-- Material for this exercise follows --

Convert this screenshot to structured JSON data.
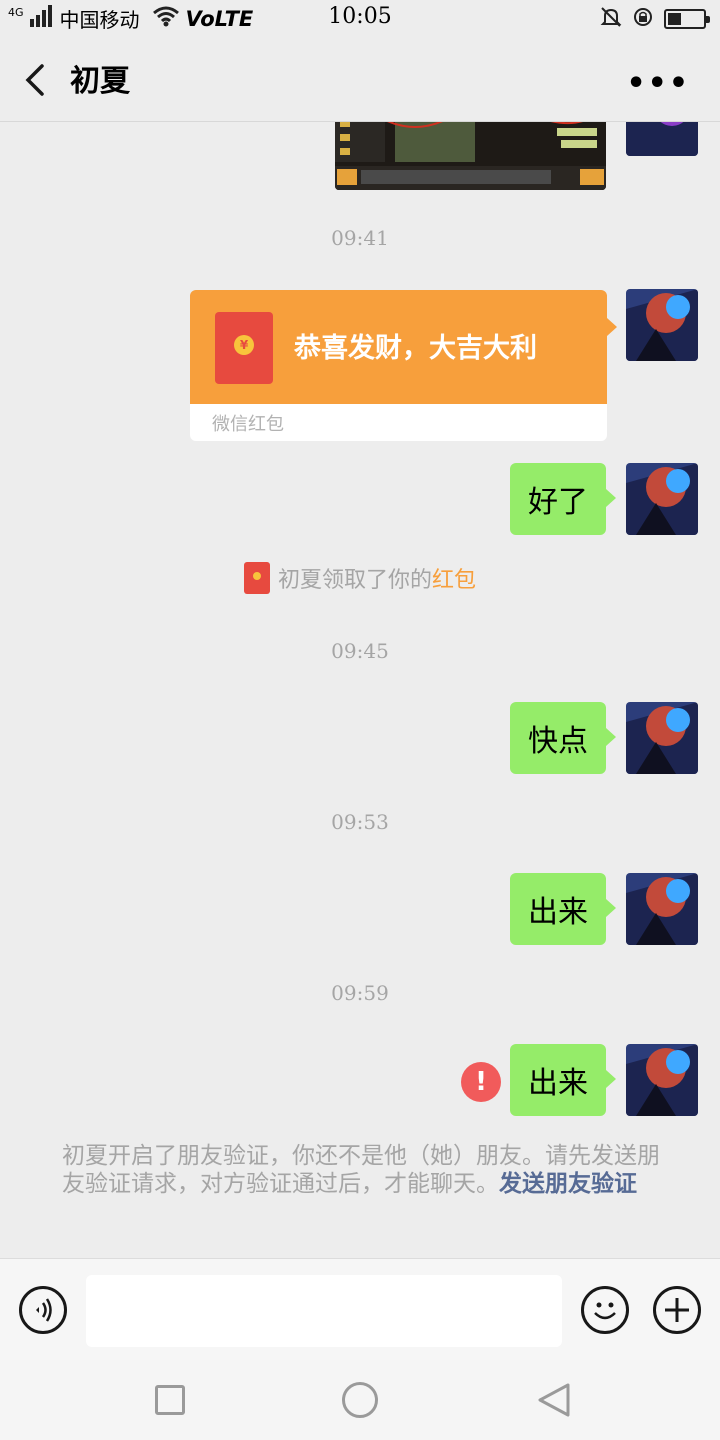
{
  "status_bar": {
    "network": "4G",
    "carrier": "中国移动",
    "volte": "VoLTE",
    "time": "10:05"
  },
  "header": {
    "title": "初夏",
    "back_icon": "chevron-left-icon",
    "more_icon": "more-dots-icon",
    "more_label": "•••"
  },
  "messages": [
    {
      "type": "image",
      "from": "friend_screenshot"
    },
    {
      "type": "timestamp",
      "text": "09:41"
    },
    {
      "type": "red_packet",
      "title": "恭喜发财，大吉大利",
      "label": "微信红包",
      "coin": "¥"
    },
    {
      "type": "text",
      "text": "好了"
    },
    {
      "type": "system",
      "prefix": "初夏领取了你的",
      "highlight": "红包"
    },
    {
      "type": "timestamp",
      "text": "09:45"
    },
    {
      "type": "text",
      "text": "快点"
    },
    {
      "type": "timestamp",
      "text": "09:53"
    },
    {
      "type": "text",
      "text": "出来"
    },
    {
      "type": "timestamp",
      "text": "09:59"
    },
    {
      "type": "text",
      "text": "出来",
      "failed": true,
      "error_mark": "!"
    }
  ],
  "notice": {
    "text": "初夏开启了朋友验证，你还不是他（她）朋友。请先发送朋友验证请求，对方验证通过后，才能聊天。",
    "link": "发送朋友验证"
  },
  "input_bar": {
    "voice_icon": "voice-icon",
    "emoji_icon": "emoji-icon",
    "plus_icon": "plus-icon",
    "input_value": ""
  },
  "colors": {
    "bubble_green": "#95ec69",
    "red_packet_orange": "#f79f3c",
    "link_blue": "#576b95",
    "error_red": "#f15b5b"
  }
}
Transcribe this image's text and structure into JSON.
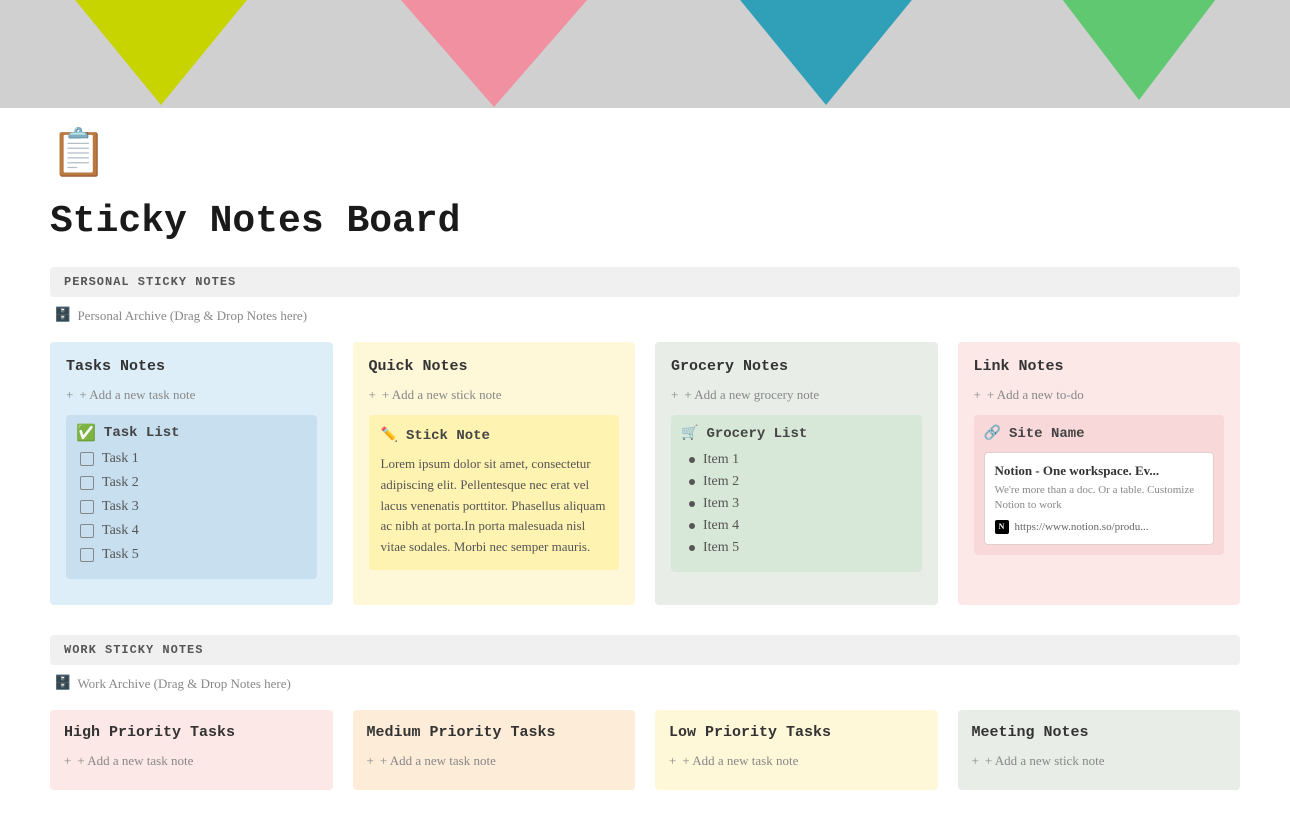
{
  "hero": {
    "triangles": [
      "yellow",
      "pink",
      "teal",
      "green"
    ]
  },
  "page": {
    "icon": "📋",
    "title": "Sticky Notes Board"
  },
  "personal_section": {
    "header": "PERSONAL STICKY NOTES",
    "archive_label": "Personal Archive (Drag & Drop Notes here)"
  },
  "columns": [
    {
      "id": "tasks-notes",
      "title": "Tasks Notes",
      "color": "blue",
      "add_label": "+ Add a new task note",
      "type": "task",
      "sub_header": "Task List",
      "items": [
        "Task 1",
        "Task 2",
        "Task 3",
        "Task 4",
        "Task 5"
      ]
    },
    {
      "id": "quick-notes",
      "title": "Quick Notes",
      "color": "yellow",
      "add_label": "+ Add a new stick note",
      "type": "note",
      "sub_header": "Stick Note",
      "body": "Lorem ipsum dolor sit amet, consectetur adipiscing elit. Pellentesque nec erat vel lacus venenatis porttitor. Phasellus aliquam ac nibh at porta.In porta malesuada nisl vitae sodales. Morbi nec semper mauris."
    },
    {
      "id": "grocery-notes",
      "title": "Grocery Notes",
      "color": "gray",
      "add_label": "+ Add a new grocery note",
      "type": "grocery",
      "sub_header": "Grocery List",
      "items": [
        "Item 1",
        "Item 2",
        "Item 3",
        "Item 4",
        "Item 5"
      ]
    },
    {
      "id": "link-notes",
      "title": "Link Notes",
      "color": "pink",
      "add_label": "+ Add a new to-do",
      "type": "link",
      "sub_header": "Site Name",
      "link": {
        "title": "Notion - One workspace. Ev...",
        "description": "We're more than a doc. Or a table. Customize Notion to work",
        "url": "https://www.notion.so/produ..."
      }
    }
  ],
  "work_section": {
    "header": "WORK STICKY NOTES",
    "archive_label": "Work Archive (Drag & Drop Notes here)"
  },
  "work_columns": [
    {
      "id": "high-priority",
      "title": "High Priority Tasks",
      "color": "light-pink",
      "add_label": "+ Add a new task note"
    },
    {
      "id": "medium-priority",
      "title": "Medium Priority Tasks",
      "color": "orange",
      "add_label": "+ Add a new task note"
    },
    {
      "id": "low-priority",
      "title": "Low Priority Tasks",
      "color": "light-yellow",
      "add_label": "+ Add a new task note"
    },
    {
      "id": "meeting-notes",
      "title": "Meeting Notes",
      "color": "gray",
      "add_label": "+ Add a new stick note"
    }
  ]
}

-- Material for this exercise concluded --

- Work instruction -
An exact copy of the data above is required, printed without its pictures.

- Solution to this problem -
Convert this screenshot to structured JSON data.
{
  "status_bar": {
    "network": "4G",
    "carrier": "中国移动",
    "volte": "VoLTE",
    "time": "10:05"
  },
  "header": {
    "title": "初夏",
    "back_icon": "chevron-left-icon",
    "more_icon": "more-dots-icon",
    "more_label": "•••"
  },
  "messages": [
    {
      "type": "image",
      "from": "friend_screenshot"
    },
    {
      "type": "timestamp",
      "text": "09:41"
    },
    {
      "type": "red_packet",
      "title": "恭喜发财，大吉大利",
      "label": "微信红包",
      "coin": "¥"
    },
    {
      "type": "text",
      "text": "好了"
    },
    {
      "type": "system",
      "prefix": "初夏领取了你的",
      "highlight": "红包"
    },
    {
      "type": "timestamp",
      "text": "09:45"
    },
    {
      "type": "text",
      "text": "快点"
    },
    {
      "type": "timestamp",
      "text": "09:53"
    },
    {
      "type": "text",
      "text": "出来"
    },
    {
      "type": "timestamp",
      "text": "09:59"
    },
    {
      "type": "text",
      "text": "出来",
      "failed": true,
      "error_mark": "!"
    }
  ],
  "notice": {
    "text": "初夏开启了朋友验证，你还不是他（她）朋友。请先发送朋友验证请求，对方验证通过后，才能聊天。",
    "link": "发送朋友验证"
  },
  "input_bar": {
    "voice_icon": "voice-icon",
    "emoji_icon": "emoji-icon",
    "plus_icon": "plus-icon",
    "input_value": ""
  },
  "colors": {
    "bubble_green": "#95ec69",
    "red_packet_orange": "#f79f3c",
    "link_blue": "#576b95",
    "error_red": "#f15b5b"
  }
}
Transcribe this image's text and structure into JSON.
{
  "hero": {
    "triangles": [
      "yellow",
      "pink",
      "teal",
      "green"
    ]
  },
  "page": {
    "icon": "📋",
    "title": "Sticky Notes Board"
  },
  "personal_section": {
    "header": "PERSONAL STICKY NOTES",
    "archive_label": "Personal Archive (Drag & Drop Notes here)"
  },
  "columns": [
    {
      "id": "tasks-notes",
      "title": "Tasks Notes",
      "color": "blue",
      "add_label": "+ Add a new task note",
      "type": "task",
      "sub_header": "Task List",
      "items": [
        "Task 1",
        "Task 2",
        "Task 3",
        "Task 4",
        "Task 5"
      ]
    },
    {
      "id": "quick-notes",
      "title": "Quick Notes",
      "color": "yellow",
      "add_label": "+ Add a new stick note",
      "type": "note",
      "sub_header": "Stick Note",
      "body": "Lorem ipsum dolor sit amet, consectetur adipiscing elit. Pellentesque nec erat vel lacus venenatis porttitor. Phasellus aliquam ac nibh at porta.In porta malesuada nisl vitae sodales. Morbi nec semper mauris."
    },
    {
      "id": "grocery-notes",
      "title": "Grocery Notes",
      "color": "gray",
      "add_label": "+ Add a new grocery note",
      "type": "grocery",
      "sub_header": "Grocery List",
      "items": [
        "Item 1",
        "Item 2",
        "Item 3",
        "Item 4",
        "Item 5"
      ]
    },
    {
      "id": "link-notes",
      "title": "Link Notes",
      "color": "pink",
      "add_label": "+ Add a new to-do",
      "type": "link",
      "sub_header": "Site Name",
      "link": {
        "title": "Notion - One workspace. Ev...",
        "description": "We're more than a doc. Or a table. Customize Notion to work",
        "url": "https://www.notion.so/produ..."
      }
    }
  ],
  "work_section": {
    "header": "WORK STICKY NOTES",
    "archive_label": "Work Archive (Drag & Drop Notes here)"
  },
  "work_columns": [
    {
      "id": "high-priority",
      "title": "High Priority Tasks",
      "color": "light-pink",
      "add_label": "+ Add a new task note"
    },
    {
      "id": "medium-priority",
      "title": "Medium Priority Tasks",
      "color": "orange",
      "add_label": "+ Add a new task note"
    },
    {
      "id": "low-priority",
      "title": "Low Priority Tasks",
      "color": "light-yellow",
      "add_label": "+ Add a new task note"
    },
    {
      "id": "meeting-notes",
      "title": "Meeting Notes",
      "color": "gray",
      "add_label": "+ Add a new stick note"
    }
  ]
}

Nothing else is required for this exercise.